*DESCRIPTION OF THE TASK:*
Please find all lines in the data that hold the string "accel" and copy them.

Page and application data records
■ ■ ■ ■
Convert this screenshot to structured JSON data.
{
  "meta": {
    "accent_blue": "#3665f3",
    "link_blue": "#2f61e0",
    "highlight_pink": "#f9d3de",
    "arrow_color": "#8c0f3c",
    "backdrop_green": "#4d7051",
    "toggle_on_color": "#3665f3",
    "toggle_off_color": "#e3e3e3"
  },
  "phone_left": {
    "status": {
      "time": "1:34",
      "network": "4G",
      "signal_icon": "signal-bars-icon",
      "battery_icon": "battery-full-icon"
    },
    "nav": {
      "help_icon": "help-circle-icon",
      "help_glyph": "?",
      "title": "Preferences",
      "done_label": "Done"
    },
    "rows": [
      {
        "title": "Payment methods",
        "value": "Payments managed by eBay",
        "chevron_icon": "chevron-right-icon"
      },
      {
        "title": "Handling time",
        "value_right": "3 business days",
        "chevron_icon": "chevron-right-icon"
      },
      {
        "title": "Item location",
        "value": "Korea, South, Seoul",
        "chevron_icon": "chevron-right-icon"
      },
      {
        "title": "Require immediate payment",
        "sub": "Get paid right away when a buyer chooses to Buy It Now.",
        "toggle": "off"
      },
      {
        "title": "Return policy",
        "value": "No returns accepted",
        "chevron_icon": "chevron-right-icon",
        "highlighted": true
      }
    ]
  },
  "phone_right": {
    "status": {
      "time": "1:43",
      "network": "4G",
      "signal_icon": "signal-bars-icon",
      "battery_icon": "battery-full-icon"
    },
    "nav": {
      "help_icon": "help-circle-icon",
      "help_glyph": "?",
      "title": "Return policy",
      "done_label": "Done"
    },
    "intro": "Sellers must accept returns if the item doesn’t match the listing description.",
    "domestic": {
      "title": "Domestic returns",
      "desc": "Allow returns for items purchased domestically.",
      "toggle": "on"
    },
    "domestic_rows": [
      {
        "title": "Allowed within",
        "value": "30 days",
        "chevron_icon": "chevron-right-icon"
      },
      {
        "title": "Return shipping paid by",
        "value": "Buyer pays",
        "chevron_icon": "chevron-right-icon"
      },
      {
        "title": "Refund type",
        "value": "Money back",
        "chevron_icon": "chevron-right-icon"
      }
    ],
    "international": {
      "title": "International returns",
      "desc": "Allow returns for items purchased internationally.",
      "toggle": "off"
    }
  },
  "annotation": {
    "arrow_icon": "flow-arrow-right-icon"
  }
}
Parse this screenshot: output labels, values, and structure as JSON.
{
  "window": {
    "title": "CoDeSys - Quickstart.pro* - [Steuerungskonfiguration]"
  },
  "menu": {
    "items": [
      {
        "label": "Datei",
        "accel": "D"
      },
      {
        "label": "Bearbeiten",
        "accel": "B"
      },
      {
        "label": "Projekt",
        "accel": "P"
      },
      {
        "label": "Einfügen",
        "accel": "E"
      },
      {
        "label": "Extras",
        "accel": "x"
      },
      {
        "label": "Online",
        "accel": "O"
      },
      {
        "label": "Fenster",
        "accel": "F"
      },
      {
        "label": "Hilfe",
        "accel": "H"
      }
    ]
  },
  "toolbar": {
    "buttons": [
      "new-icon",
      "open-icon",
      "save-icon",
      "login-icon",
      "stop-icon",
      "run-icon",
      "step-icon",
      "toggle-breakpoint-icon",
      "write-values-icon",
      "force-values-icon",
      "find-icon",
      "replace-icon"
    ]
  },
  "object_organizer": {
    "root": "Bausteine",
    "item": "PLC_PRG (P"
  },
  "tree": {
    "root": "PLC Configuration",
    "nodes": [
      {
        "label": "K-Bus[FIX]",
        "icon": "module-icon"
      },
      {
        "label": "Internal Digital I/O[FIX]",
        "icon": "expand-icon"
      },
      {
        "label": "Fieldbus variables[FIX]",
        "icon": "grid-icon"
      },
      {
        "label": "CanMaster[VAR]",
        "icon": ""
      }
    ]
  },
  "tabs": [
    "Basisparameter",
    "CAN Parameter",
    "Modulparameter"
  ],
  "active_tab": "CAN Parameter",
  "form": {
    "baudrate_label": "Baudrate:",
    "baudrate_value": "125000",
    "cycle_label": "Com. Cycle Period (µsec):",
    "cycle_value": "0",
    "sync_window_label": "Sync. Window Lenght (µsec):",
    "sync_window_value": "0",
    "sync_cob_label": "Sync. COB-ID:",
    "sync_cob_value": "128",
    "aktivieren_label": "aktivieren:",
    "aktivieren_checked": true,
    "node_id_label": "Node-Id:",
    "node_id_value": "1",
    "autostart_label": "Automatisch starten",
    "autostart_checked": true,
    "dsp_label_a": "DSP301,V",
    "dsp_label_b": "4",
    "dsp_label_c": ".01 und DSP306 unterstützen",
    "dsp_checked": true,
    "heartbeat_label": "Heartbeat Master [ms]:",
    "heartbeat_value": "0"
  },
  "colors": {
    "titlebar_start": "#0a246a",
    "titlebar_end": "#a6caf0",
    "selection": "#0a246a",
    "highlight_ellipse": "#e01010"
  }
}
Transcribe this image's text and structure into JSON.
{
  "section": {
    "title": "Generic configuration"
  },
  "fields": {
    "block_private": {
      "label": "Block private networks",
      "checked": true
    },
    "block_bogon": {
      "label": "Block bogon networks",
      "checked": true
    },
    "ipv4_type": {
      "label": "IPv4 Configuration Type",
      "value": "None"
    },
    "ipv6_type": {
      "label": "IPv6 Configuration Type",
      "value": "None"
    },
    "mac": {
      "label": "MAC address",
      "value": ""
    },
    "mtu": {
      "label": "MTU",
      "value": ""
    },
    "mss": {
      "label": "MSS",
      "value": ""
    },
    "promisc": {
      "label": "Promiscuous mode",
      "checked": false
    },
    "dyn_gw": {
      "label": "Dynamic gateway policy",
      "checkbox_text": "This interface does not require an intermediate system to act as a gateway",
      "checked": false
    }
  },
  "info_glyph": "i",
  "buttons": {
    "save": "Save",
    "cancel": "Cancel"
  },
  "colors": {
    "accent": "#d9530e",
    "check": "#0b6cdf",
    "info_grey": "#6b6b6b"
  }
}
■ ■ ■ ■
*COMPLETED EXERCISE:*
        "accel": "D"
        "accel": "B"
        "accel": "P"
        "accel": "E"
        "accel": "x"
        "accel": "O"
        "accel": "F"
        "accel": "H"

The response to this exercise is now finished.